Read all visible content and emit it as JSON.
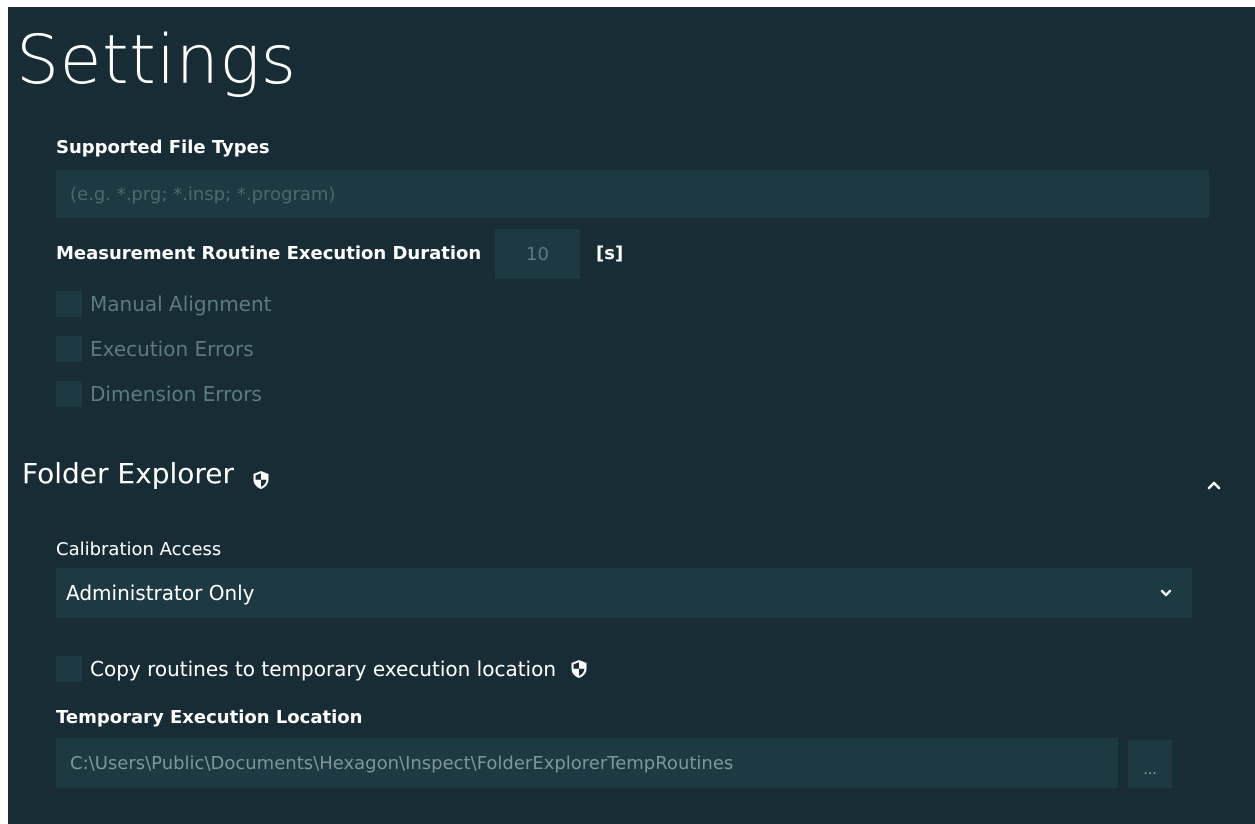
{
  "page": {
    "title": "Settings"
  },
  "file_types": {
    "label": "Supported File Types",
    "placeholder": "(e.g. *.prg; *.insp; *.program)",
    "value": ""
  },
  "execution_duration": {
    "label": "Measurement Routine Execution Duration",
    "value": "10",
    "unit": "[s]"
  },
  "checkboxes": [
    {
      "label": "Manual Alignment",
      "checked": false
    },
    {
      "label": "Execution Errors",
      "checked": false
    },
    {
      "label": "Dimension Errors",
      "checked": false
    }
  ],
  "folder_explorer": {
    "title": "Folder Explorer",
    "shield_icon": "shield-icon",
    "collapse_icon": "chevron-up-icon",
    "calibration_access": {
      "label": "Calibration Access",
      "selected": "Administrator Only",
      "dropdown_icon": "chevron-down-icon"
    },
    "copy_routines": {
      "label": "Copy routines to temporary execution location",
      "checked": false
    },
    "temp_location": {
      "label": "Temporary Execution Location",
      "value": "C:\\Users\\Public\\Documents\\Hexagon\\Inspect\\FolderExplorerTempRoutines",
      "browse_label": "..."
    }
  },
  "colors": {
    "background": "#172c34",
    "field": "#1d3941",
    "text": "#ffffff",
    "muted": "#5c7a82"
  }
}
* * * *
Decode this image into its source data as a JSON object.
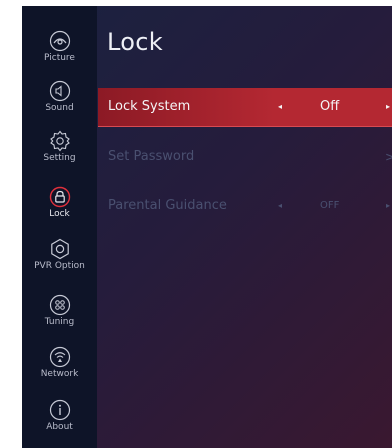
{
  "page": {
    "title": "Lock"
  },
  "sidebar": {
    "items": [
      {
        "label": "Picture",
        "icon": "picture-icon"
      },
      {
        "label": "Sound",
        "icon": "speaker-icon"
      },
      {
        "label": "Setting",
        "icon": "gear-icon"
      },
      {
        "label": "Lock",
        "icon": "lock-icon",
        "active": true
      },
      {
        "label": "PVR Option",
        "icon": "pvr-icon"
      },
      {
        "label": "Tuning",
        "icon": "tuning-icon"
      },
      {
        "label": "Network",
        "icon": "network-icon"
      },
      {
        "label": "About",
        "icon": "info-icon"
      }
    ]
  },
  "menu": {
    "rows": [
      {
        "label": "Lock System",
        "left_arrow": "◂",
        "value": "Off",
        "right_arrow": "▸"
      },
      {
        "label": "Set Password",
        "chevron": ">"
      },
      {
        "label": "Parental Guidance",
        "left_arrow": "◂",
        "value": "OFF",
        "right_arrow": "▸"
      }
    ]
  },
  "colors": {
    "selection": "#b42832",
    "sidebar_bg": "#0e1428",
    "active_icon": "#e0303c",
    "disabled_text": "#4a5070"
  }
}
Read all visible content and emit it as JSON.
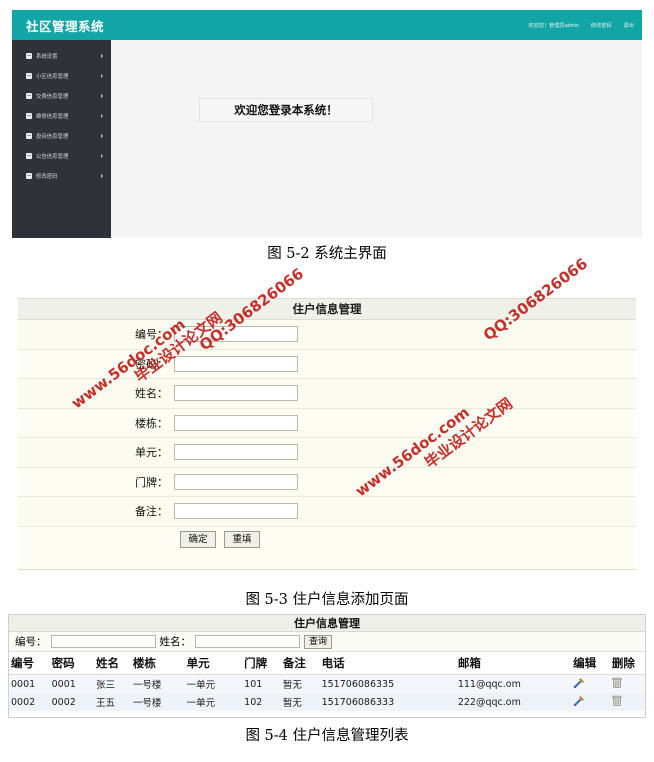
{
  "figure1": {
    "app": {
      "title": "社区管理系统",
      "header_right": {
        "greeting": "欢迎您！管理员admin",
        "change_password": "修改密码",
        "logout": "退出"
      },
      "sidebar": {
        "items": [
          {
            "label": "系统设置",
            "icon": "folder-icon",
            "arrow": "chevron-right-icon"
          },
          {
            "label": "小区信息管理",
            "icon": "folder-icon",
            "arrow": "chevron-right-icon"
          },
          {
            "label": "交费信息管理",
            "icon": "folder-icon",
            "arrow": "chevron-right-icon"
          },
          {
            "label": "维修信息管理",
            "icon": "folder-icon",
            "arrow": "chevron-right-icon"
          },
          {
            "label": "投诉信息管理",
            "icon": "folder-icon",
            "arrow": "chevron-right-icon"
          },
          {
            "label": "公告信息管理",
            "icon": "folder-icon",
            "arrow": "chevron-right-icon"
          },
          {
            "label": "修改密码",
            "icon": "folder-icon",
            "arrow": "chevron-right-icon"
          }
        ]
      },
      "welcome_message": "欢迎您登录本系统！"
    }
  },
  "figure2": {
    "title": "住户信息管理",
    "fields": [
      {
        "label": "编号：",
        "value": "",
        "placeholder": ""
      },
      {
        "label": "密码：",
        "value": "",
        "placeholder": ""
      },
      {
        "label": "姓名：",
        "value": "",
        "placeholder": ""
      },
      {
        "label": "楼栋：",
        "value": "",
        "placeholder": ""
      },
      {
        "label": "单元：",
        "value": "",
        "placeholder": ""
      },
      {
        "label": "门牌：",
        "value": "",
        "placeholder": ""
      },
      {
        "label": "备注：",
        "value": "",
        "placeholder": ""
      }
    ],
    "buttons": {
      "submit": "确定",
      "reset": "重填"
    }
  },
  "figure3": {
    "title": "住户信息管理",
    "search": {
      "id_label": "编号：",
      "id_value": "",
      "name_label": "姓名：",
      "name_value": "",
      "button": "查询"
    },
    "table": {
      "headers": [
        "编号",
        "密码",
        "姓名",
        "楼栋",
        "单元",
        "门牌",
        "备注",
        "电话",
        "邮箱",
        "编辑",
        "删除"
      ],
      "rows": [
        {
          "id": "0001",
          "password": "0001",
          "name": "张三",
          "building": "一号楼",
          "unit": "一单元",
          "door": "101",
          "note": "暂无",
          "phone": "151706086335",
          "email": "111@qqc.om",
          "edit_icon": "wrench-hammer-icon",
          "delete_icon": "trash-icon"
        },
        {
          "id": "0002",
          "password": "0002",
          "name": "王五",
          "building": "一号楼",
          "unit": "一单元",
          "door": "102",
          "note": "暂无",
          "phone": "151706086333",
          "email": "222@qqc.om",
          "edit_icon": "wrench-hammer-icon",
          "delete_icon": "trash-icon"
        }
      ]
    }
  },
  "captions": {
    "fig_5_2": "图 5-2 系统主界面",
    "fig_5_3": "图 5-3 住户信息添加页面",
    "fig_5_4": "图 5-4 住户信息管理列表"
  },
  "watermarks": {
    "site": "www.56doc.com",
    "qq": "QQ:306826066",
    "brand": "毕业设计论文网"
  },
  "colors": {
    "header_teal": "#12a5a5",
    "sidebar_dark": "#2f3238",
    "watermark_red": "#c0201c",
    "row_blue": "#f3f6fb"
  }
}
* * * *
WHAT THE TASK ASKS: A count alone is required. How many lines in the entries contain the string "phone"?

RESULT: 2